Interesting article and well-researched. I was intrigued by the discussion above on ride-sharing and the macro trends which might not necessitate customized car demands. However, it leads me to think if there is an opportunity to produce customized features for higher-end individuals using 3D printing for Volkwagon which is a more mass brand and what the cost-benefits of those would look like. It would require deeply engaging partnerships with consumers. VW can also potentially use AM in production processes to test different inputs on their assembly line vs just the output of the car parts.
Really fascinating article. It was interesting to read how using 3D printing, Pepsico could design the shape of the chip. This is an important design feature as it helps to reduce the weight and ultimately the cost of product (production, packaging and transportation) while delivering the taste benefits as per the consumers demand. However, I am skeptical of the scale that this can be used on beyond just designing the “perfect chip shape” and think there may be more interesting ways in which pepsi could have used 3Dprinting.
Really fascinating and well-researched paper! It’s interesting how a hard-ware company could crowd-source ideas and garner such a large consumer interest before it even launched or became a brand. I do however wonder, how the company applies the filter on this pipeline of ideas to develop really differentiated and congruent products. I would also question ways in which Xiaomi could engage or incentivize their users for the ideas they contribute to avoid legal issues.

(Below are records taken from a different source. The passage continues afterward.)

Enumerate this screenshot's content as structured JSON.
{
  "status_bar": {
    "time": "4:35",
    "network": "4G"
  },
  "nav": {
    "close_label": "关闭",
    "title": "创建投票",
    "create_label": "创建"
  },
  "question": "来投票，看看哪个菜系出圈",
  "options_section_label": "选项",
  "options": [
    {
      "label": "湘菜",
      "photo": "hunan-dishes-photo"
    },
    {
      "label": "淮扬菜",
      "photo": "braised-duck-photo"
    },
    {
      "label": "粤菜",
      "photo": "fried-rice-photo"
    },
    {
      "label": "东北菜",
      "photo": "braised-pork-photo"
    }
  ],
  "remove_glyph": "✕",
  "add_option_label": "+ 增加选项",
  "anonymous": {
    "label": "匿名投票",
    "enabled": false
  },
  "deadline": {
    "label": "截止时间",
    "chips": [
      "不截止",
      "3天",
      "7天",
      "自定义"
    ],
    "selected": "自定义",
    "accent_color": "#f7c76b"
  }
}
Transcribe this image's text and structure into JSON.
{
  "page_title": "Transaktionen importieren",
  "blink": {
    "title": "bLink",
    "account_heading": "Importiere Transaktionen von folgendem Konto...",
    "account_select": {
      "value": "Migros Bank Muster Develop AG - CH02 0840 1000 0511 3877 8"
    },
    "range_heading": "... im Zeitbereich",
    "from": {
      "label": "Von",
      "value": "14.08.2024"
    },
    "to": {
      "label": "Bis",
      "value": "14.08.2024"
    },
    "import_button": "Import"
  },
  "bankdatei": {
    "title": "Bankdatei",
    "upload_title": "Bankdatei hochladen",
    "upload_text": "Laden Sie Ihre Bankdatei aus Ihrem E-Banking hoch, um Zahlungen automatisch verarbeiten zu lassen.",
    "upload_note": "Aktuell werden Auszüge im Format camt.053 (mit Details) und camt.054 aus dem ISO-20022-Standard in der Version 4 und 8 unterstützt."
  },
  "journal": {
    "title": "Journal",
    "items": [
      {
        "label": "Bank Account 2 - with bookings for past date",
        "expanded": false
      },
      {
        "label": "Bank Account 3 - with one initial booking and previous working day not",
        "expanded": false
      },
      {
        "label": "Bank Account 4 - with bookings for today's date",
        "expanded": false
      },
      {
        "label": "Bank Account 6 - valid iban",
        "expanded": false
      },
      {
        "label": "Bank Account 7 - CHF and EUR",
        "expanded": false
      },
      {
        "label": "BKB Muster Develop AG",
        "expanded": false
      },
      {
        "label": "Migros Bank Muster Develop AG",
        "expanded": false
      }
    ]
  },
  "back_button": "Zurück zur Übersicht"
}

This was a really compelling & controversial topic. Since the start of this debate, I have always wondered what role facebook plays in being a pure-play social platform or has it been switching to more of a media outlet, as we see its users also depending on it to expose their newsfeed with the latest news. In this context, I would be concerned on how efficient would machine learning be to quickly spot the totally false articles from the not-completely true/exaggerated truths and how do you then balance that with freedom of speech.
This was a really interesting post! Your concern about risk that LEGO might over-engineer their open innovation programs really resonated with me. I would also be concerned with over-indexing on consumer feedback as there can be a selection/input bias on the ideas they are sourcing. I’m sure that LEGO has strong design processes and protocols internally, but the knowledge base of consumers should be discounted for as well. There might also be legal & costs risks associated with such open innovation programs and LEGO should maintain a balance between depending on open innovation and internal designs.
Really interesting concept and well-written post! However, I do wonder if machine learning can replace the efficacy of human taste buds and if it can take into account the “creativity” of developing new recipes which might always be as per the scientific algorithms the “best match”. I’m also curious to know as you mentioned, how such algorithms can take into account changing consumer preferences. It lead me to think if there’s a potential to actually take this concept to create more personalized brews/beers for every individual and what the operational complexities and unit economics of those will looks like.